Some Christians were bringing the church into disrepute by, among other things, depending on wealthier Christians to provide for them rather than earning their own living. It was breeding resentment, jealousy and self-loathing among the community of believers. The problem was spiritual, but manifested itself easier through certain behavior patterns than others. Sure, there were (and are) hard-working people who provide for their families and are consumed with a soul-darkening pride that few outsiders can detect. But just because a marathon runner dies of a heart attack that is no reason to proclaim that exercising and not exercising are equally beneficial. Laziness, greed and ungratefulness are the seeds of destruction in even the most pious, kindest person. Paul knew and warned against this. Greece is nearing societal rock-bottom because of this. The United States, meanwhile, sees all of this and has chosen to lube up their proverbial snow saucer with Clark Griswold’s special welfare state wax and is currently plummeting down the gorge of cultural collapse toward fiscal ruin at an alarming rate. If the violence in Greece is hard to wrap your mind around, think of it like this: When bundled together over decades, things like free health care, education, guaranteed salaries and early retirement become “rights.” We know and love “rights” here in America more than almost anything else. We’re rightly proud of our Bill of Rights. The procurement of civil rights for minorities is one of our nation’s most noble chapters. We defer to the people who possess the “right of way” out on the road. Once something is deemed a “right,” all bets are off in terms of how the citizenry will react if that “right” is ever taken away. Someone my age, a young man in his 20s over in Greece, knows nothing but government-funded everything, union membership and a prevalent “Ask not what you can do for your country, but what your country can do…” attitude permeating his cultural experience. I have to ask myself: What would I do if someone took away the Bill of Rights—or “reduced” any of the freedoms therein? I would absolutely be inclined to take to the streets if the right to freely assemble or petition my government with grievances were removed from federal law. Granted, I would not burn down my local Starbucks or a RedBox machine to prove my point, but I’d be prepared to do something a tad more substantial than blog about the reduction of my rights. When a country builds its government and economy upon the redistribution of wealth and policies that reward the worst behaviors among them, things can only end one way. Same goes for the individual who chooses (or is allowed) to live off the hard work of others. The moral decay is inevitable, even if on the outside everything appears fine for a time. Thessaloniki is emblematic now, as it was in Paul’s time, of human nature. My intent here is not to dump on the Greeks; it’s to remind all of us—including myself—that there are better ways to live than others. There are better ways to organize a society than others.

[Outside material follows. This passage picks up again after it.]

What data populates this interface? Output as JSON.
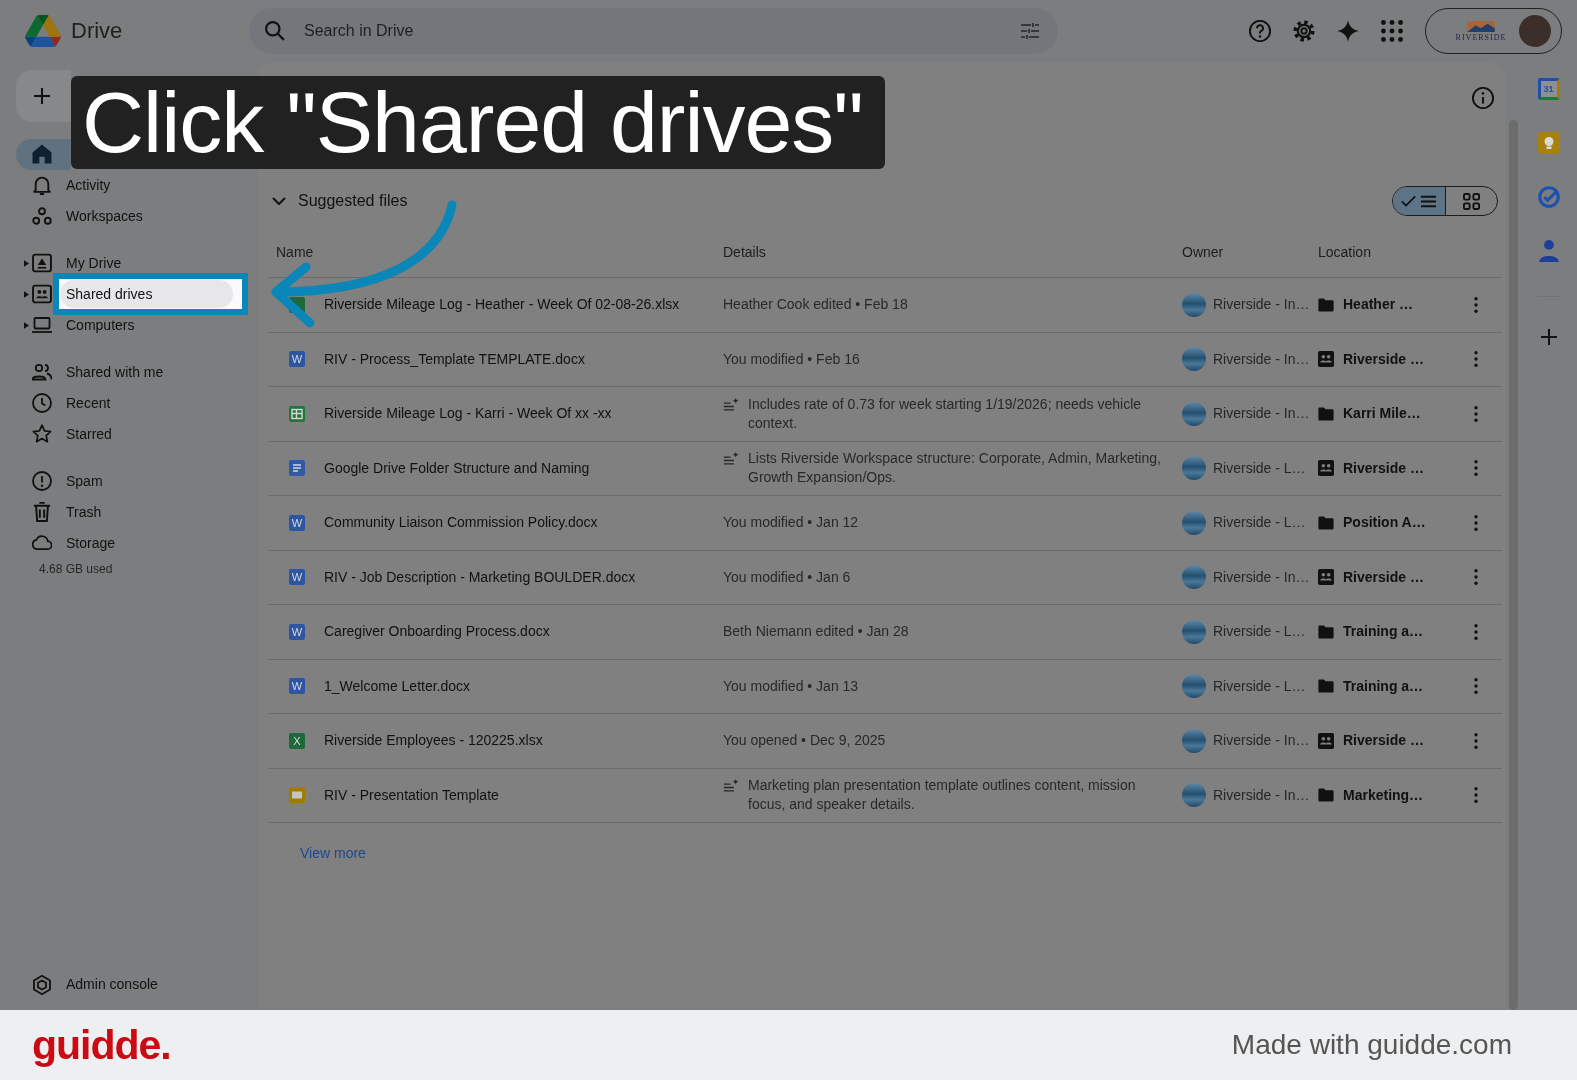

“Work with your hands … so that you may walk properly before outsiders and be dependent on no one”